(Collection entries)
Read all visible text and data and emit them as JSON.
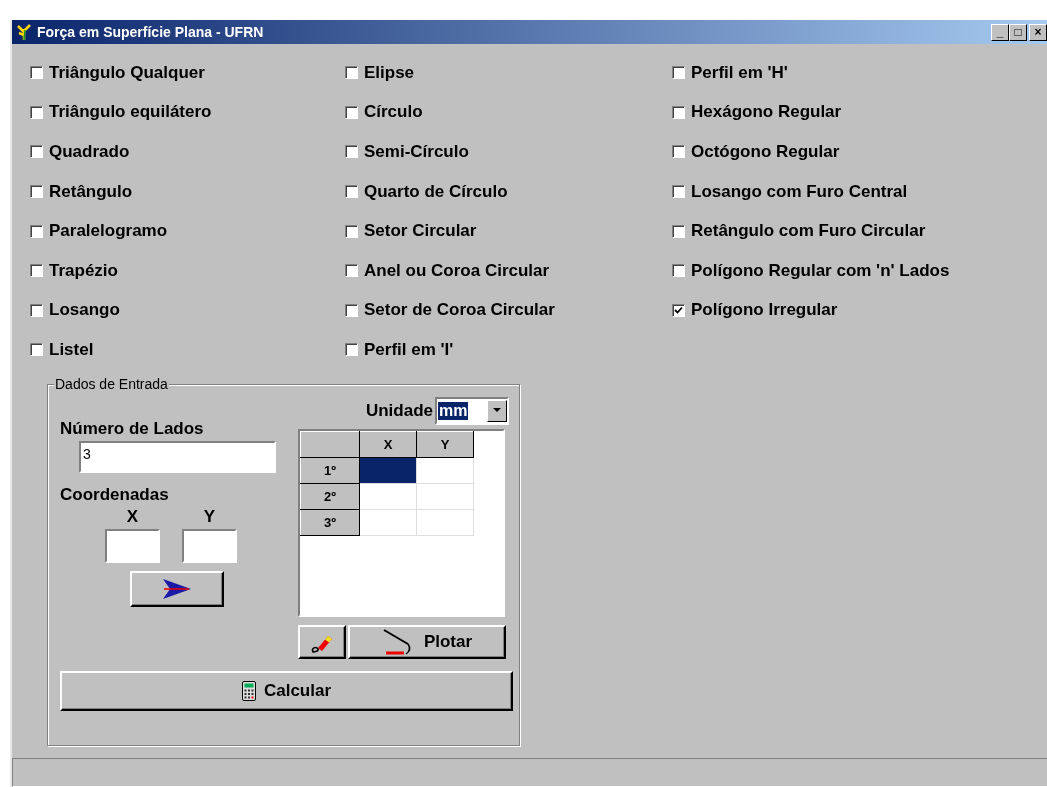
{
  "window": {
    "title": "Força em Superfície Plana - UFRN",
    "controls": [
      "_",
      "□",
      "×"
    ]
  },
  "shape_columns": [
    [
      {
        "label": "Triângulo Qualquer",
        "checked": false
      },
      {
        "label": "Triângulo equilátero",
        "checked": false
      },
      {
        "label": "Quadrado",
        "checked": false
      },
      {
        "label": "Retângulo",
        "checked": false
      },
      {
        "label": "Paralelogramo",
        "checked": false
      },
      {
        "label": "Trapézio",
        "checked": false
      },
      {
        "label": "Losango",
        "checked": false
      },
      {
        "label": "Listel",
        "checked": false
      }
    ],
    [
      {
        "label": "Elipse",
        "checked": false
      },
      {
        "label": "Círculo",
        "checked": false
      },
      {
        "label": "Semi-Círculo",
        "checked": false
      },
      {
        "label": "Quarto de Círculo",
        "checked": false
      },
      {
        "label": "Setor Circular",
        "checked": false
      },
      {
        "label": "Anel ou Coroa Circular",
        "checked": false
      },
      {
        "label": "Setor de Coroa Circular",
        "checked": false
      },
      {
        "label": "Perfil em 'I'",
        "checked": false
      }
    ],
    [
      {
        "label": "Perfil em 'H'",
        "checked": false
      },
      {
        "label": "Hexágono Regular",
        "checked": false
      },
      {
        "label": "Octógono Regular",
        "checked": false
      },
      {
        "label": "Losango com Furo Central",
        "checked": false
      },
      {
        "label": "Retângulo com Furo Circular",
        "checked": false
      },
      {
        "label": "Polígono Regular com 'n' Lados",
        "checked": false
      },
      {
        "label": "Polígono Irregular",
        "checked": true
      }
    ]
  ],
  "input_group": {
    "title": "Dados de Entrada",
    "unit_label": "Unidade",
    "unit_value": "mm",
    "sides_label": "Número de Lados",
    "sides_value": "3",
    "coords_label": "Coordenadas",
    "x_label": "X",
    "y_label": "Y",
    "grid": {
      "columns": [
        "X",
        "Y"
      ],
      "rows": [
        {
          "label": "1º",
          "cells": [
            {
              "selected": true
            },
            {
              "selected": false
            }
          ]
        },
        {
          "label": "2º",
          "cells": [
            {
              "selected": false
            },
            {
              "selected": false
            }
          ]
        },
        {
          "label": "3º",
          "cells": [
            {
              "selected": false
            },
            {
              "selected": false
            }
          ]
        }
      ]
    },
    "plot_button": "Plotar",
    "calculate_button": "Calcular"
  }
}
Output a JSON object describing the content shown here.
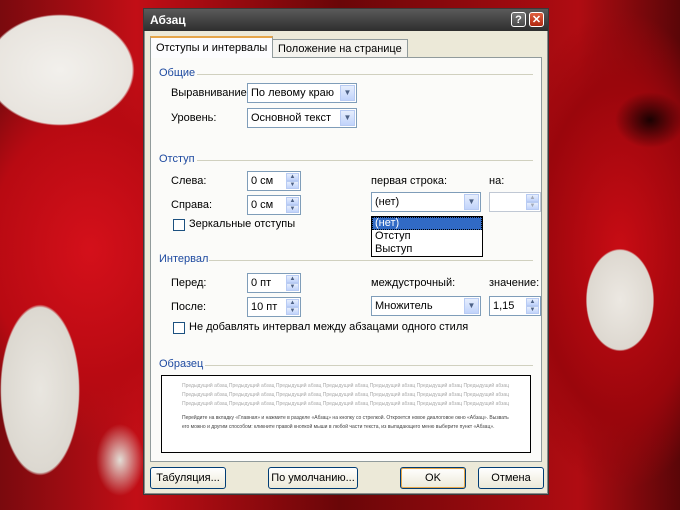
{
  "dialog": {
    "title": "Абзац",
    "help": "?",
    "close": "✕"
  },
  "tabs": [
    {
      "label": "Отступы и интервалы",
      "active": true
    },
    {
      "label": "Положение на странице",
      "active": false
    }
  ],
  "general": {
    "title": "Общие",
    "alignment_label": "Выравнивание:",
    "alignment_value": "По левому краю",
    "level_label": "Уровень:",
    "level_value": "Основной текст"
  },
  "indent": {
    "title": "Отступ",
    "left_label": "Слева:",
    "left_value": "0 см",
    "right_label": "Справа:",
    "right_value": "0 см",
    "first_line_label": "первая строка:",
    "first_line_value": "(нет)",
    "by_label": "на:",
    "by_value": "",
    "mirror_label": "Зеркальные отступы",
    "first_line_options": [
      "(нет)",
      "Отступ",
      "Выступ"
    ]
  },
  "spacing": {
    "title": "Интервал",
    "before_label": "Перед:",
    "before_value": "0 пт",
    "after_label": "После:",
    "after_value": "10 пт",
    "line_label": "междустрочный:",
    "line_value": "Множитель",
    "at_label": "значение:",
    "at_value": "1,15",
    "no_space_label": "Не добавлять интервал между абзацами одного стиля"
  },
  "preview": {
    "title": "Образец",
    "prev_lines": [
      "Предыдущий абзац Предыдущий абзац Предыдущий абзац Предыдущий абзац Предыдущий абзац Предыдущий абзац Предыдущий абзац",
      "Предыдущий абзац Предыдущий абзац Предыдущий абзац Предыдущий абзац Предыдущий абзац Предыдущий абзац Предыдущий абзац",
      "Предыдущий абзац Предыдущий абзац Предыдущий абзац Предыдущий абзац Предыдущий абзац Предыдущий абзац Предыдущий абзац"
    ],
    "sample_text": "Перейдите на вкладку «Главная» и нажмите в разделе «Абзац» на кнопку со стрелкой. Откроется новое диалоговое окно «Абзац». Вызвать его можно и другим способом: кликните правой кнопкой мыши в любой части текста, из выпадающего меню выберите пункт «Абзац»."
  },
  "buttons": {
    "tabs": "Табуляция...",
    "default": "По умолчанию...",
    "ok": "OK",
    "cancel": "Отмена"
  }
}
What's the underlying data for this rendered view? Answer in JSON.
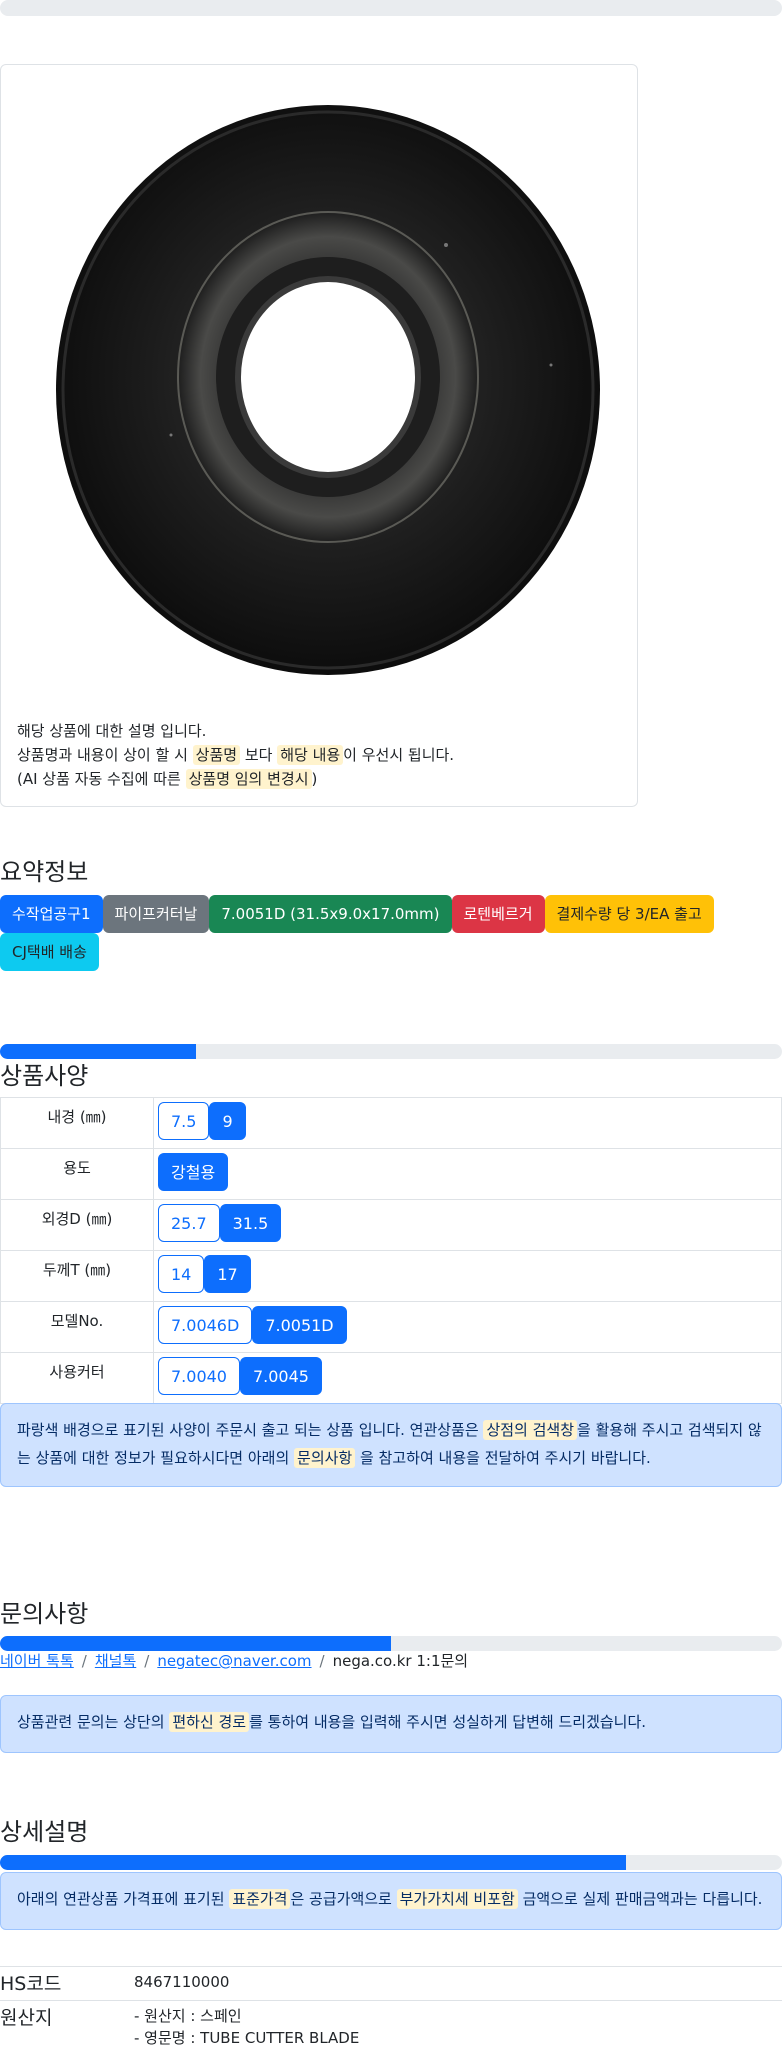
{
  "product": {
    "image_alt": "tube cutter blade",
    "desc_line1": "해당 상품에 대한 설명 입니다.",
    "desc_line2_a": "상품명과 내용이 상이 할 시 ",
    "desc_line2_hl1": "상품명",
    "desc_line2_b": " 보다 ",
    "desc_line2_hl2": "해당 내용",
    "desc_line2_c": "이 우선시 됩니다.",
    "desc_line3_a": "(AI 상품 자동 수집에 따른 ",
    "desc_line3_hl": "상품명 임의 변경시",
    "desc_line3_b": ")"
  },
  "summary": {
    "title": "요약정보",
    "badges": [
      {
        "label": "수작업공구1",
        "color": "#0d6efd",
        "text": "#ffffff"
      },
      {
        "label": "파이프커터날",
        "color": "#6c757d",
        "text": "#ffffff"
      },
      {
        "label": "7.0051D (31.5x9.0x17.0mm)",
        "color": "#198754",
        "text": "#ffffff"
      },
      {
        "label": "로텐베르거",
        "color": "#dc3545",
        "text": "#ffffff"
      },
      {
        "label": "결제수량 당 3/EA 출고",
        "color": "#ffc107",
        "text": "#212529"
      },
      {
        "label": "CJ택배 배송",
        "color": "#0dcaf0",
        "text": "#212529"
      }
    ]
  },
  "spec": {
    "title": "상품사양",
    "progress": 0.25,
    "rows": [
      {
        "key": "내경 (㎜)",
        "options": [
          {
            "v": "7.5",
            "on": false
          },
          {
            "v": "9",
            "on": true
          }
        ]
      },
      {
        "key": "용도",
        "options": [
          {
            "v": "강철용",
            "on": true
          }
        ]
      },
      {
        "key": "외경D (㎜)",
        "options": [
          {
            "v": "25.7",
            "on": false
          },
          {
            "v": "31.5",
            "on": true
          }
        ]
      },
      {
        "key": "두께T (㎜)",
        "options": [
          {
            "v": "14",
            "on": false
          },
          {
            "v": "17",
            "on": true
          }
        ]
      },
      {
        "key": "모델No.",
        "options": [
          {
            "v": "7.0046D",
            "on": false
          },
          {
            "v": "7.0051D",
            "on": true
          }
        ]
      },
      {
        "key": "사용커터",
        "options": [
          {
            "v": "7.0040",
            "on": false
          },
          {
            "v": "7.0045",
            "on": true
          }
        ]
      }
    ],
    "notice_a": "파랑색 배경으로 표기된 사양이 주문시 출고 되는 상품 입니다. 연관상품은 ",
    "notice_hl1": "상점의 검색창",
    "notice_b": "을 활용해 주시고 검색되지 않는 상품에 대한 정보가 필요하시다면 아래의 ",
    "notice_hl2": "문의사항",
    "notice_c": " 을 참고하여 내용을 전달하여 주시기 바랍니다."
  },
  "inquiry": {
    "title": "문의사항",
    "progress": 0.5,
    "links": [
      "네이버 톡톡",
      "채널톡",
      "negatec@naver.com"
    ],
    "plain": "nega.co.kr 1:1문의",
    "separator": "/",
    "notice_a": "상품관련 문의는 상단의 ",
    "notice_hl": "편하신 경로",
    "notice_b": "를 통하여 내용을 입력해 주시면 성실하게 답변해 드리겠습니다."
  },
  "detail": {
    "title": "상세설명",
    "progress": 0.8,
    "notice_a": "아래의 연관상품 가격표에 표기된 ",
    "notice_hl1": "표준가격",
    "notice_b": "은 공급가액으로 ",
    "notice_hl2": "부가가치세 비포함",
    "notice_c": " 금액으로 실제 판매금액과는 다릅니다.",
    "hs_label": "HS코드",
    "hs_value": "8467110000",
    "origin_label": "원산지",
    "origin_line1": "- 원산지 : 스페인",
    "origin_line2": "- 영문명 : TUBE CUTTER BLADE"
  }
}
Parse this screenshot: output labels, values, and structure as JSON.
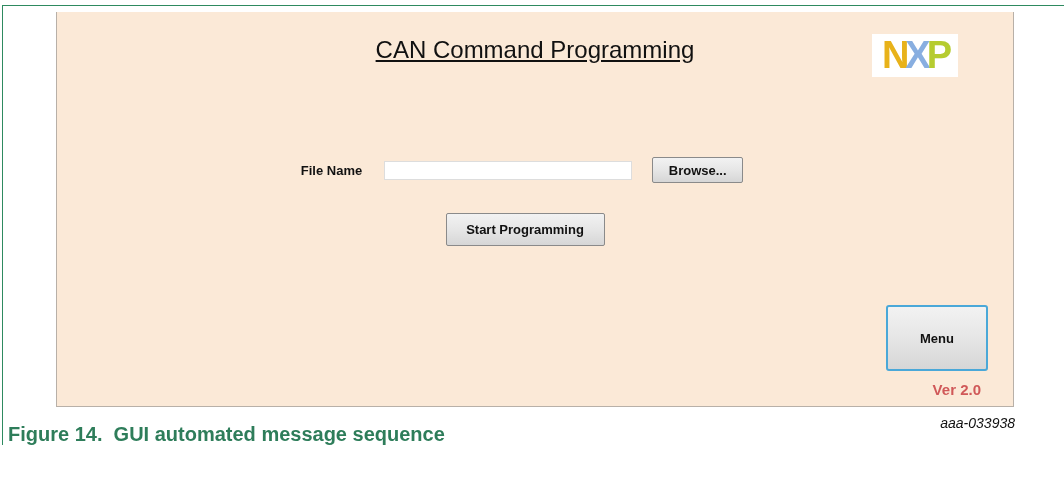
{
  "window": {
    "title": "CAN Command Programming",
    "logo": "NXP"
  },
  "file_field": {
    "label": "File Name",
    "browse_button": "Browse..."
  },
  "start_button": "Start Programming",
  "menu_button": "Menu",
  "version": "Ver 2.0",
  "figure_id": "aaa-033938",
  "caption": "Figure 14.  GUI automated message sequence"
}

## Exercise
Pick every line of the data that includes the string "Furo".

## Result of the task
        "label": "Losango com Furo Central",
        "label": "Retângulo com Furo Circular",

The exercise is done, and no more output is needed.